With the seat assembled and the bulk of the work on this repair job complete (ignoring the other seat, which suffered a similar fate to the first one, very recently), the last step before finishing was to create two new rails that would allow me to attach this new seat to the legs of the existing frame.
I didn’t have enough meranti left to do this but, I did have some iroko which is, in all fairness, likely to outlast the rest of the entire bench structure, if left untreated over the next few years! I used one of the original rails as a template to directly mark all the significant features on to the new wood (length, hole locations, mortise positions and the radiused ends).
After that initial step in setting and marking out, I got on with the easiest bit next – drilling the holes! 😀
Each hole will receive a threaded insert. These inserts feature prominently throughout the design of this item of garden furniture, as they do in many others produced on a large scale. They allow the components to be packed, shipped, delivered and stored in a knock-down style. They’re very simple to assemble and break down yet, they joints are reassuringly strong.
I tried to make the job even neater by drilling a shallow hole for the ‘head’ of these inserts, 12mm in diameter. But, all that did was encourage me to overtighten the fittings later, which (in one solo case) resulted in the top ring shearing off as the insert bit in to the timber! 😳

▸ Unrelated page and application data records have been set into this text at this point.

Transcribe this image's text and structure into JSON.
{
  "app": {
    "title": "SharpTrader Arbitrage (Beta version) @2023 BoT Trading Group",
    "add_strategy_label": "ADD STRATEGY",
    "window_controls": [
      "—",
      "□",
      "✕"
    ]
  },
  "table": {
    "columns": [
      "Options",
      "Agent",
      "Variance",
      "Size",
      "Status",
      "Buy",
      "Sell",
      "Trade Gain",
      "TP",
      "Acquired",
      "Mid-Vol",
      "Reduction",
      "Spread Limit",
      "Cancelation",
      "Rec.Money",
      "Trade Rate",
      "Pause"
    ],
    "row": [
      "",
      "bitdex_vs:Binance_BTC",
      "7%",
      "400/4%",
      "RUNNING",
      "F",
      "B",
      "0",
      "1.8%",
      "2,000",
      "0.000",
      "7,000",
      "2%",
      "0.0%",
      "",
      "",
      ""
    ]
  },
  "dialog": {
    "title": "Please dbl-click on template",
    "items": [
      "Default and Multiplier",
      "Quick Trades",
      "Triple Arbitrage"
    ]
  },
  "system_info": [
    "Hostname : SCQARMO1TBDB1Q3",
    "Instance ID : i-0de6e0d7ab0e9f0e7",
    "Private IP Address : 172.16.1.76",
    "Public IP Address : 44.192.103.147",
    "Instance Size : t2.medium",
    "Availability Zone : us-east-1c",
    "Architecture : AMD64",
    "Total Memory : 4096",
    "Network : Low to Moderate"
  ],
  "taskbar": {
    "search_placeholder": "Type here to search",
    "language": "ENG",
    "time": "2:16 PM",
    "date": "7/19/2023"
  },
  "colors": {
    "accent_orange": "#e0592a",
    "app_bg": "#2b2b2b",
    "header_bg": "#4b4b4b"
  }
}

Before cutting the waste away at each end, I set my router up with a 5/16in straight cutter and, using the side fence, cut the mortises. I really couldn’t be bothered with the hassle involved with resetting the fence on my otherwise excellent mortiser, for four mortises on all of two rails; all of which were only 12mm deep anyway. This worked well but, I still could’ve done with a little extra length (for fence support) on the ends nearest to the camera.
When I set the fence on my router though, I didn’t allow for the width of the shoulders on each of the front and back rails; meaning that all four of my mortises had been cut 6mm too close to the edge of these new rails! There was nothing else for it – I had to plug these voids with scraps of meranti (I didn’t have any more iroko) and re-cut them correctly later on, once the adhesive had cured.
Eventually, I was then able to round off each end of the side rails and, I even found that, using the holes I’d drilled earlier, I was able to use my finger as a kind of ‘pivot point‘, which helped to create some very smooth and consistent curves.
It all went together well in the end and I’m now at the stage where I need to think about finishing this chair, before I expose to the elements… Well, actually, I need to look at sourcing some more meranti so that I can replace the other seat, first! Sadly, that’ll have to come at a cost though, where everything so far in this project has been free (excluding the hours spent).
Currently, I’m leaning towards a teak oil of some kind, which is what I’ve used in the past. The entire bench will probably need a good cleaning first, though. I used a cheap brand of teak oil last time on this bench but, looking at the very first photo in this series, it didn’t last very well after only two-years. Yet, on another bench situated in a slightly more shaded part of the garden, the finish still looks superb with no signs of moss or mould.
One suggestion from the forums came in the form of the hugely-impressive formulas available from Teak Wonder.co.uk.I’ll have to give it some thought but, it immediately looks more expensive that many of the other options available…
Thanks for reading.